◆ **PROBLEM DETAILS**: Out of the entries that follow, copy each line containing "Выбрать".

[[ MATERIAL FOR THIS EXERCISE open ]]

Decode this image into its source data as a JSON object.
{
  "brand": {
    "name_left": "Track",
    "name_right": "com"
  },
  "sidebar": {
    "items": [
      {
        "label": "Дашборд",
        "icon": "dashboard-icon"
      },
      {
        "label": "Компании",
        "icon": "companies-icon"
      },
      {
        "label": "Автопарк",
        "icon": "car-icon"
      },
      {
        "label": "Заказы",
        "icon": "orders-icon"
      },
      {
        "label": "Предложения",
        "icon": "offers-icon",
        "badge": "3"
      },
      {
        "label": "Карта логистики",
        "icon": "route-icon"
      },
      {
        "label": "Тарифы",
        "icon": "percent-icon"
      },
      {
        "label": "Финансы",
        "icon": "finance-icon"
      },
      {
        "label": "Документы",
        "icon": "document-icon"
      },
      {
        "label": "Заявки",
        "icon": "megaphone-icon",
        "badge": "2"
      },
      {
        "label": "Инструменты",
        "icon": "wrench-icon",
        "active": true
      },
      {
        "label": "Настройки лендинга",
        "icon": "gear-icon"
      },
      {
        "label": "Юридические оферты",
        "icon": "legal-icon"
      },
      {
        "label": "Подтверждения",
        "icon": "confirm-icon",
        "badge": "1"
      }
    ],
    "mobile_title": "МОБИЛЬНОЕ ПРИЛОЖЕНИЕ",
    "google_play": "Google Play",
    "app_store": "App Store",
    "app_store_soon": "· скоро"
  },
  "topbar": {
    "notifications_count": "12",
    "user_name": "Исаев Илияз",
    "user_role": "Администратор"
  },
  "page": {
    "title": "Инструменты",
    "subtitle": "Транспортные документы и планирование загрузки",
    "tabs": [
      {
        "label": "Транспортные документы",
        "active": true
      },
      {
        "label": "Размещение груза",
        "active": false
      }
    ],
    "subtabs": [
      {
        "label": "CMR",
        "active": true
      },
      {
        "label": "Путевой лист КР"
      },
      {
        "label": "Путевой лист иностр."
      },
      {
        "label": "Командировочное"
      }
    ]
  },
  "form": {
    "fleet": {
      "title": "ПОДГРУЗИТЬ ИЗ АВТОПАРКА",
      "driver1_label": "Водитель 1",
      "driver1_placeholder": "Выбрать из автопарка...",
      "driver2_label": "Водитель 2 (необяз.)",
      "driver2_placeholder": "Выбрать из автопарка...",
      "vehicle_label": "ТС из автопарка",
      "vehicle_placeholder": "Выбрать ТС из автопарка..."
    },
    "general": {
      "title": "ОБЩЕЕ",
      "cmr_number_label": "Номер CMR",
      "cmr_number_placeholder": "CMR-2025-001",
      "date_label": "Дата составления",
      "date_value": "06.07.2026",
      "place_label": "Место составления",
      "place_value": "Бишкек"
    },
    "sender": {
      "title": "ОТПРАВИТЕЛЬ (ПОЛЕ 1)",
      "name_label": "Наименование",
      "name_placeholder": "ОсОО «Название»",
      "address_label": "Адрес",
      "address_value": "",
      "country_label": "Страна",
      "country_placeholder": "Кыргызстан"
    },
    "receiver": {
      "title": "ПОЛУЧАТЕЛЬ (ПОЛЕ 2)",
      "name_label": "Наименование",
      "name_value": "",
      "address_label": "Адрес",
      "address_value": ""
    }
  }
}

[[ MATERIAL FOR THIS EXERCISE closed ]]

◆ **FINISHED TASK**:
      "driver1_placeholder": "Выбрать из автопарка...",
      "driver2_placeholder": "Выбрать из автопарка...",
      "vehicle_placeholder": "Выбрать ТС из автопарка..."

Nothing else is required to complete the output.